This isn’t the first time pushing Ilford FP4 beyond its box speed; I had pushed one roll two stops at 400 on a Canon Canonet camera late last year. I decided to get out of my comfort zone again and push the FP4 roll at 200 on another camera, an Olympus XA2, which has the settings to change the film speed.
It had been a while since I last picked up my Olympus XA2, but this is the first Tried and Tested Thursday post on it.
In the last week of May, my friend, her youngest son and I went on a four day break to Butlins, a popular British holiday resort in Bognor Regis, West Sussex. We did explore beyond the resort during our stay, we went walking mostly along the beach and going into town.
On our second day, we headed to Arundel, a short train ride away from Bognor Regis. It was a nice day trip, relaxing and interesting to go around the town, as well as Arundel Castle. I couldn’t resist bringing my two cameras with me; a Canon Z135 for colour film (Kodak Pro Image – expired), and the Olympus XA2, already loaded for black and white shots.
I recently had to cut down on the number of films I took whenever travelling or when I am on my outings. Bringing five rolls on my trip was the right amount; four colour and one black and white, only to avoid ‘shooting for shooting sake’ – as I would put it. On the upside, it was easy for my workflow when scanning not to be overwhelmed with the heavyload of negatives to scan. If I had twice the amount of negatives, it would have taken a longer process to finish, not mention frustrating for me.
The overall outcome came out very good, I was very happy with most of the shots from the film. Certainly worth pushing a stop higher, it did make a difference with the contrasts and tones. The castle shots from outside were amazing, however inside shots were blurry and shaky due to its speed, since I didn’t attach a flash to the camera as I rarely use it.
The beach shots taken in Felpham, the quieter side of Bognor Regis, were also my favourites too. I captured the peaceful spots while on a morning stroll around the area, a day after Arundel. I finished the last few exposures there and then. I would consider producing darkroom prints of the beach, maybe on both gloss and matte finish photo paper, possibly a size bigger than 10 x 8 inches – great for framing and displaying on walls. Alternatively, I could create postcard style prints.
I wished I did shoot more beaches with Ilford FP4, or at least bringing along another roll – though I put myself on a limit on shooting. Surprisingly enough, the film did last me a day and a half, so I made sure that 36 exposures were put into great use.
The shadows were spot on, the quality was smooth like most films with a reasonable speed and subtle grain, even when pushed a stop or two. I have been shooting Ilford FP4 for a decade and I am very rarely disappointed with its results after processing, scanning or printing. Ilford FP4 is a film I would highly recommend shooting for beginners, enthusiasts, intermediates and professionals.

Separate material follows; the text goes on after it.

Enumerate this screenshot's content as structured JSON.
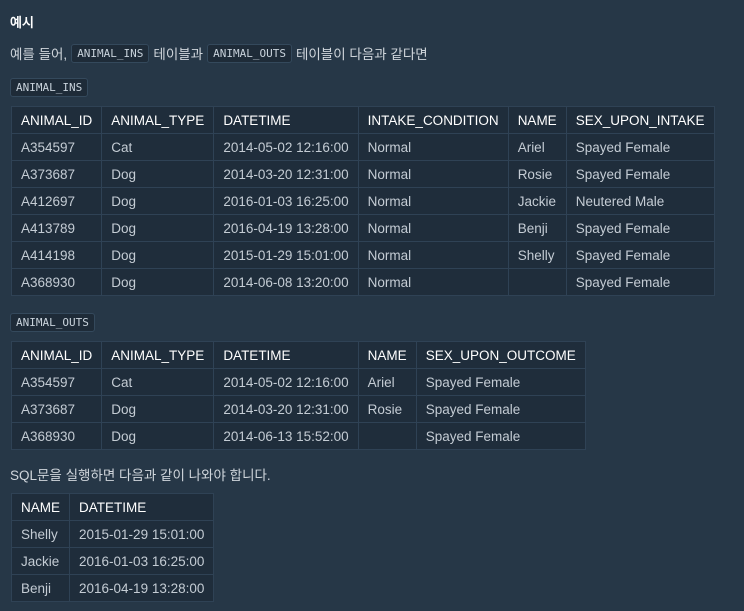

Is there any room for improvement? Not really, maybe consider pushing Ilford FP4 higher or lower on other cameras, preferably manual setting ones? Maybe give the Olympus Trip 35 a try or two?
Whatever I decide, I know that I have to order some more FP4 rolls at some point as I have none left!!
Take care and stay safe